On the 3rd day at Gettysburg, Lee decided to force a large Infantry charge at the Union Lines. This famous moment has become well known as Pickett's Charge. The actual charge did not start until well into the afternoon on that day, but the charge was preceded by one of the largest and longest cannonades in military history.
At about 1pm, after the fighting on Culp's Hill had died down, the silence was broken by two successive cannon signal shots. Over 140 Confederate cannons then opened up on the center of the Union lines. Close to 80 northern guns answered as the two lines pounded each other for what has been estimated by people who were there, and some who were not, to be 1 to 2 hours.
Here is what David wrote in his memoirs about the event:

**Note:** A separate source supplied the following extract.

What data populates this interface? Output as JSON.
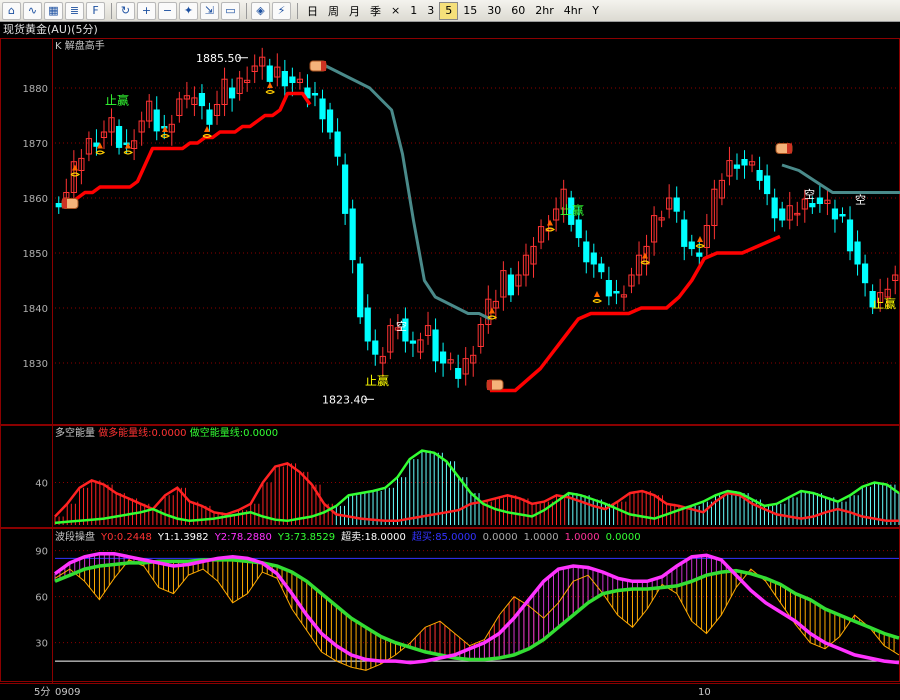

"At 7:30 p.m.[on July 2nd] General Longstreet sent for our Battery and after going over very rough roads, finally reach our destination and bivouac for the night, supposedly the firing had ceased and all operations were over for the day. During the night, Colonel Alexander, Chief of Artillery, had ordered our Battery to take a position on the Emmitsburg Road, on the left of the peach orchard, on ground taken yesterday and on a line with the other Batteries of the 1st Corps which were there in position. We went into position around 4 a.m. on the 3rd of July, on ground occupied by the enemy when Longstreet’s troops charged; The dead were still unburied, a nearby barn was full of wounded and their groans were pitiful and heart rendering during the still hours of the night. Later it was burned by shell fire from the enemy guns and most of these men perished and when the sun made its appearance in the east we could see Seminary Hill in our front, with several lines of breastworks thrown up during the night and a stone fence at the foot of the hill. We remained in this position under an arsenal of infantry and artillery fire until 1:30 p.m. when the battle was to open with a signal from the 1st company of our Battery, when these signal guns were fired, began the most furious cannonading the world had ever heard. One hundred and thirty seven Confederate guns were belching fire upon the enemy lines and replied to by 217 guns of the enemy. Our batteries continued their fire for nearly two hours, when the enemies’ guns slackened their fire, until they hardly returned shot for shot. I am told the report from these guns could be heard for eighty miles."
"Our loss in the Washington Artillery was three privates killed - 3 officers and 20 privates wounded, 39 horses killed. On my piece we lost, killed and disabled, nine of the 12 horses; our piece was disabled and our caisson blown up."
In 2010 my son Jason made a visit to the Gettysburg Battlefield and took some pictures of the monuments and the area where David Washington Pipes, Norcom's and Miller's Battery and Eshlemann's Brigade were located on July 3rd. Click on the thumbnails to see a larger picture.